Dataset rows for apps and sites
********
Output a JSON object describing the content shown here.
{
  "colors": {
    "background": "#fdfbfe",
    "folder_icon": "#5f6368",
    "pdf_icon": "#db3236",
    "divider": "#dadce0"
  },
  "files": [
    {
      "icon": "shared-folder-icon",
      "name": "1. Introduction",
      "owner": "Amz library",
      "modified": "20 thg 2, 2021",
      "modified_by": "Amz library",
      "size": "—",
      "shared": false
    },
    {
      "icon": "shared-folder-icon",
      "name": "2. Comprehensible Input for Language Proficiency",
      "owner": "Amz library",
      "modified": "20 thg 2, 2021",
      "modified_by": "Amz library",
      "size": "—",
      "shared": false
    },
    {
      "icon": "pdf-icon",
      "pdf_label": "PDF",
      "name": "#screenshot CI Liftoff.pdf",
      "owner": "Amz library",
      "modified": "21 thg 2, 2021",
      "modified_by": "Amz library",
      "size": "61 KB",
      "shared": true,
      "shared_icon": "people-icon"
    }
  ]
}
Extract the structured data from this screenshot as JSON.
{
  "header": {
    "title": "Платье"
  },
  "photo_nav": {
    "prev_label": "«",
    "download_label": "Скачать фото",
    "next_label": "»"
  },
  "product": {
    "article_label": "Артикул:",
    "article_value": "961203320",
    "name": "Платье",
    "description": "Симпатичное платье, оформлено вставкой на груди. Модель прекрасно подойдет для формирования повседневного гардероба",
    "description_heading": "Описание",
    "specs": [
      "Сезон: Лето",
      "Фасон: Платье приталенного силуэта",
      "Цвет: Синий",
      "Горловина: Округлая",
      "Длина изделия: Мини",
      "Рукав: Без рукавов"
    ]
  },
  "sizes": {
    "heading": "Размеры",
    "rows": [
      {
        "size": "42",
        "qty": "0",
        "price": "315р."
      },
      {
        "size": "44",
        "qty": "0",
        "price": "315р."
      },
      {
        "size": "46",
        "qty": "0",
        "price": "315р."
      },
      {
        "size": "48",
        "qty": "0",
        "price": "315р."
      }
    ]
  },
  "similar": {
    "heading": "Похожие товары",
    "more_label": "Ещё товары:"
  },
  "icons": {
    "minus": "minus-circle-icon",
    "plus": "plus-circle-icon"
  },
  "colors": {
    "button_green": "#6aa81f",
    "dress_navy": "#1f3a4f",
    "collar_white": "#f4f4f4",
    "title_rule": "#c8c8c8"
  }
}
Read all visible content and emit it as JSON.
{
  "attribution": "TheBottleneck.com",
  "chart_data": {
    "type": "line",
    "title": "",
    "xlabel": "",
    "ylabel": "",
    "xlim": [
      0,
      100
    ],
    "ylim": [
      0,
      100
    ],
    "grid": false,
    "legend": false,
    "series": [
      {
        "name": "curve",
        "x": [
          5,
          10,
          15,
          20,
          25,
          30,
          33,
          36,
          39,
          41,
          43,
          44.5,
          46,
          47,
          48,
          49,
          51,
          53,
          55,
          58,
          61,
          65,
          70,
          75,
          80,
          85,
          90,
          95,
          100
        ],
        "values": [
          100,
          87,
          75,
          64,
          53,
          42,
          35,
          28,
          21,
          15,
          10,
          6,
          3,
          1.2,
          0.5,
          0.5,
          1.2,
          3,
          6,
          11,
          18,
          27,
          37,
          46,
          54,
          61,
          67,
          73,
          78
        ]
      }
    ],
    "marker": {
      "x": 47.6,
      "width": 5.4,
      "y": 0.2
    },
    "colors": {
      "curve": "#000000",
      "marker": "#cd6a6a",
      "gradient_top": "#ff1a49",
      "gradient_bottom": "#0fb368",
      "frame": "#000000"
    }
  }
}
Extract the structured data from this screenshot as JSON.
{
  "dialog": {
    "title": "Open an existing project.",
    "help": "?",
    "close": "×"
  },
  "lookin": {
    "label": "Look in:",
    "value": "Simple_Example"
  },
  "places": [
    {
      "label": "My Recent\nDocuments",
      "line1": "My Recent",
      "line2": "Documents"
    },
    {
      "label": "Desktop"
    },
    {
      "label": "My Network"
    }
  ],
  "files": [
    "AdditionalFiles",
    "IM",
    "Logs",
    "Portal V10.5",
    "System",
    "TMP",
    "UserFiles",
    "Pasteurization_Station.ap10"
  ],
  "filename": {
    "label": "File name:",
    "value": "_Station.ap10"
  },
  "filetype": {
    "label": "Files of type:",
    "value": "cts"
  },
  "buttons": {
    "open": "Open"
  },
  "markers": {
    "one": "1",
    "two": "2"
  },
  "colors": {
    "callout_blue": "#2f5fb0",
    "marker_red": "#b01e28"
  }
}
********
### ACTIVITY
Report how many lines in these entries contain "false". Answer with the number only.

### THE COMPLETED TASK
4